It tells the story of some of Britain’s iconic brands, taking a behind the scenes look at the workshops and factories that produce clothes that have adorned some of history’s most famous and infamous figures.
Discover how Nelson’s eye patch was made at Locke and Co, or how John Lobb created the deceptively simple and unimpeachably elegant slip on shoe that was a favourite of Frank Sinatra. Reading it makes you realise how so much of what we consider correct and appropriate in men’s dress, was conceived of in these workshops.
Today, whether it’s Tokyo, New York, Milan, Shanghai or Paris – anywhere a man needs to dress with dignity, refinement and elegance – there’ll be a corner of his wardrobe that will be forever British.
What we think
Of course, we think this is great! Our creative director, Toby Egelnick, was behind it. However, Best of British also shows how the British approach to luxury is different from its French and Italian counterparts. Firstly, British luxury is discreet to the point of invisibility. Many British brands of this calibre still don’t do or say much in terms of marketing and promotion. Take the Anderson and Sheppard custom of stitching labels onto the inside of a jacket pocket – it is the man wearing the suit that matters, not the brand. Also, their products are built to last. Suits, shoes, jackets last for decades at a time and often go in for repairs at the place they were made. As such they are also eminently practical.
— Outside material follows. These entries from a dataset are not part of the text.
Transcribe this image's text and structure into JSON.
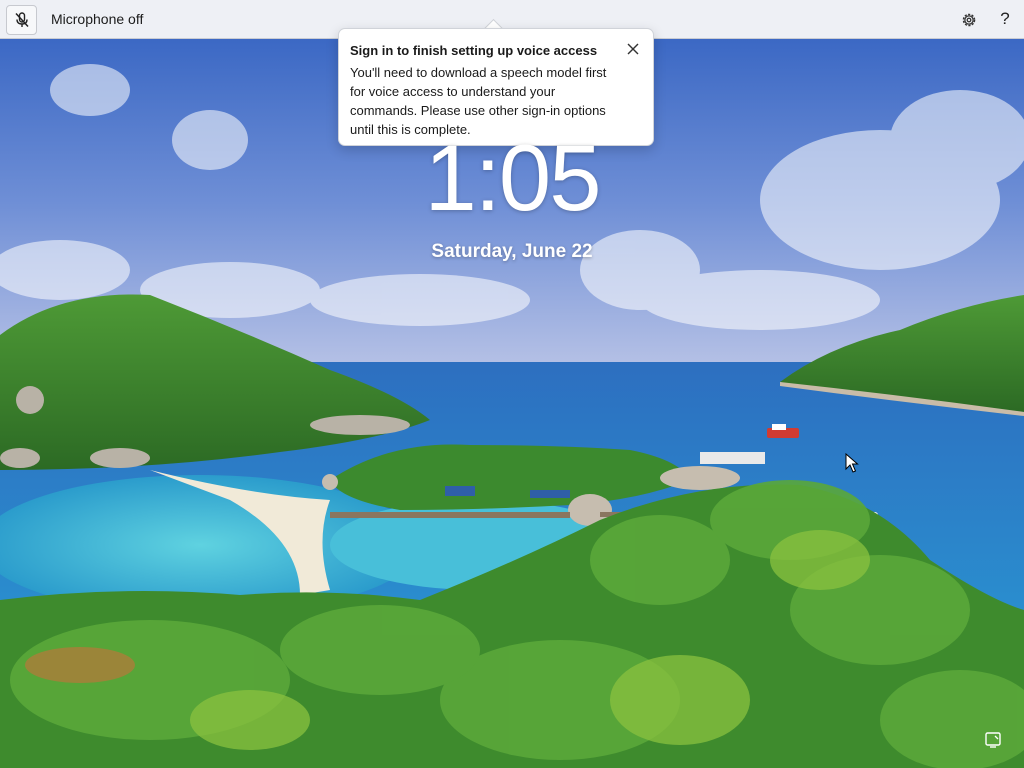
{
  "topbar": {
    "mic_status": "Microphone off",
    "icons": [
      "mic-off-icon",
      "gear-icon",
      "help-icon"
    ],
    "help_glyph": "?"
  },
  "tooltip": {
    "title": "Sign in to finish setting up voice access",
    "body": "You'll need to download a speech model first for voice access to understand your commands. Please use other sign-in options until this is complete.",
    "icons": [
      "close-icon"
    ]
  },
  "lockscreen": {
    "time": "1:05",
    "date": "Saturday, June 22",
    "icons": [
      "accessibility-icon",
      "mouse-pointer-icon"
    ]
  },
  "colors": {
    "topbar_bg": "#eef0f5",
    "sky": "#3f6fc8",
    "sea": "#2a86c6",
    "lagoon": "#3fb7d6",
    "foliage": "#3d8a2c"
  }
}
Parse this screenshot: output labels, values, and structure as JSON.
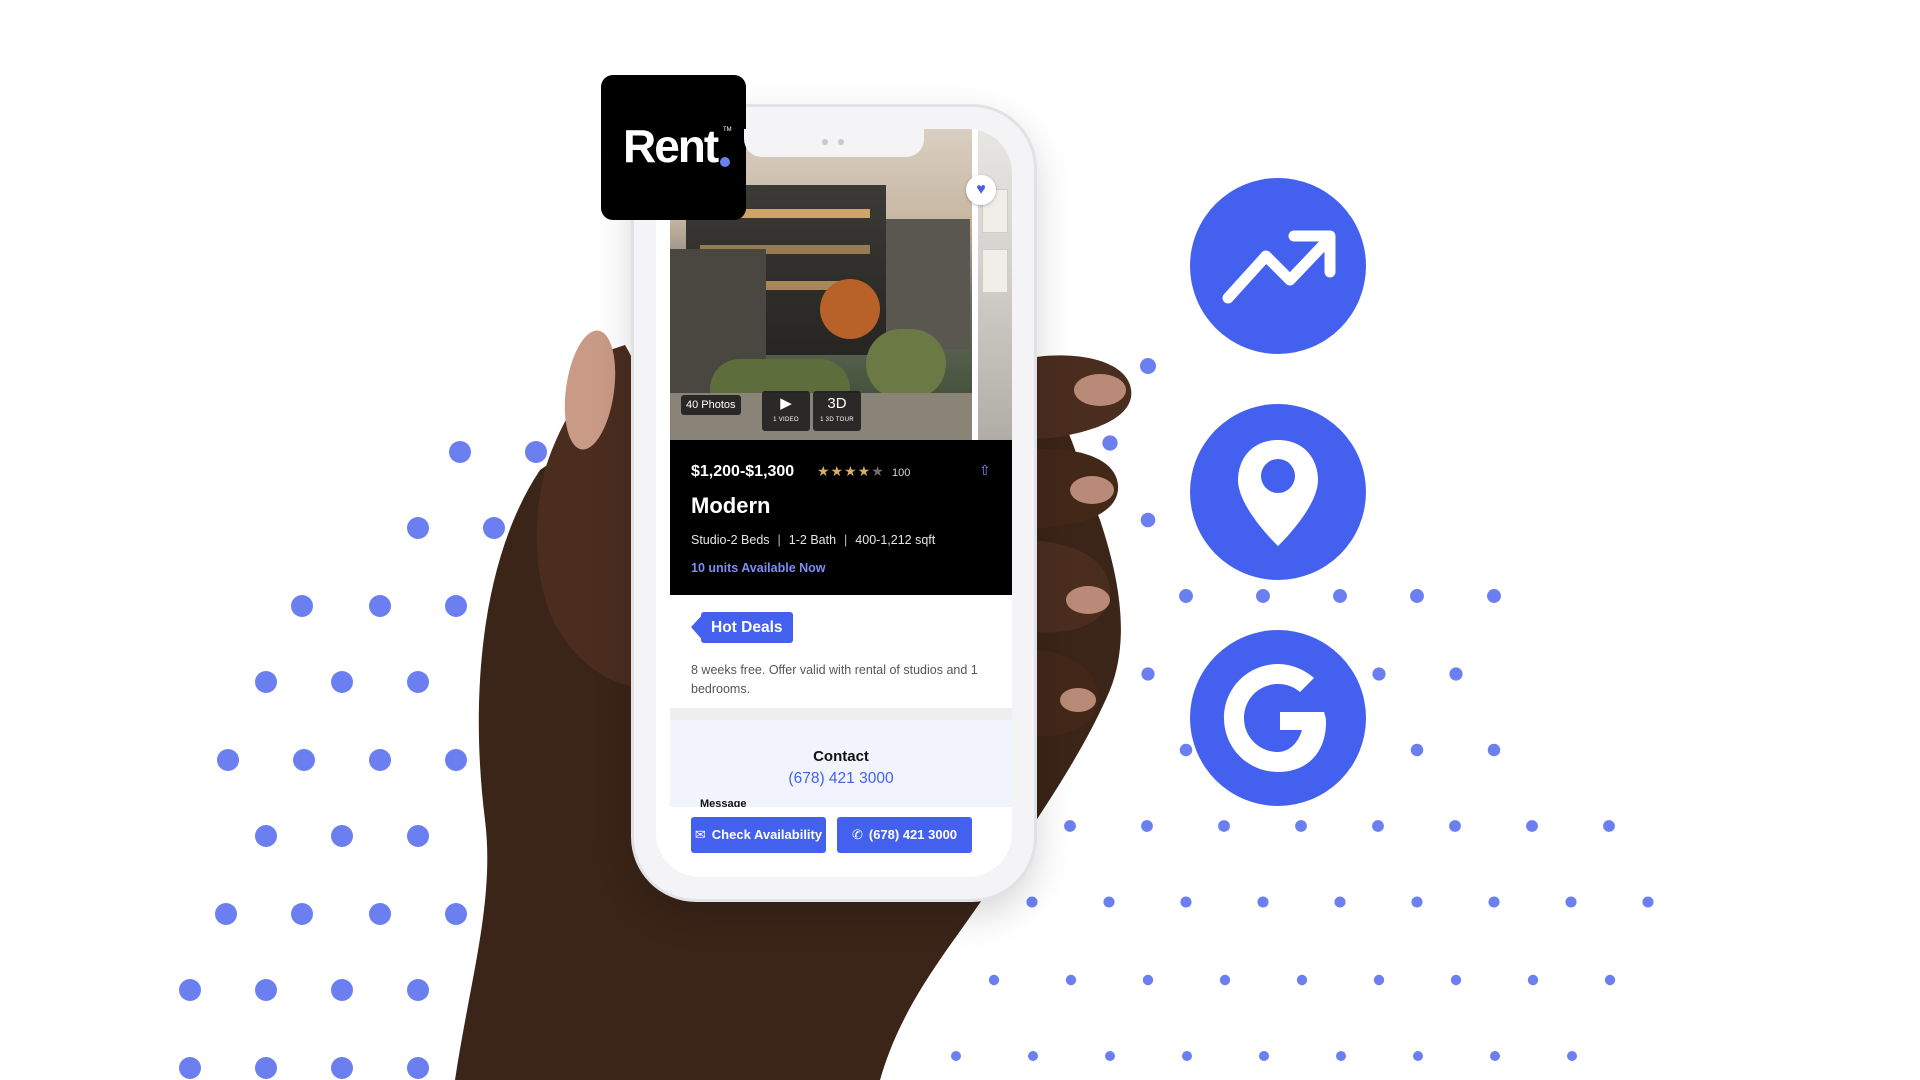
{
  "brand": {
    "logo_text": "Rent",
    "accent_color": "#4361ee",
    "dot_color": "#6b7ff0"
  },
  "listing": {
    "photo_count_label": "40 Photos",
    "video_button": {
      "icon": "play-icon",
      "label": "1 VIDEO"
    },
    "tour_button": {
      "big": "3D",
      "label": "1 3D TOUR"
    },
    "favorite_icon": "heart-icon",
    "price": "$1,200-$1,300",
    "rating_stars": 4,
    "rating_max": 5,
    "review_count": "100",
    "share_icon": "share-icon",
    "name": "Modern",
    "beds": "Studio-2 Beds",
    "baths": "1-2 Bath",
    "sqft": "400-1,212 sqft",
    "availability": "10 units Available Now"
  },
  "deals": {
    "tag_label": "Hot Deals",
    "description": "8 weeks free. Offer valid with rental of studios and 1 bedrooms."
  },
  "contact": {
    "title": "Contact",
    "phone": "(678) 421 3000",
    "message_label": "Message",
    "check_availability_label": "Check Availability",
    "check_availability_icon": "mail-icon",
    "call_label": "(678) 421 3000",
    "call_icon": "phone-icon"
  },
  "features": [
    {
      "icon": "trending-up-icon"
    },
    {
      "icon": "location-pin-icon"
    },
    {
      "icon": "google-icon"
    }
  ]
}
You can dance the night away in your Anderson and Sheppard suit and John Lobb shoes in perfect comfort – just as Fred Astaire used to.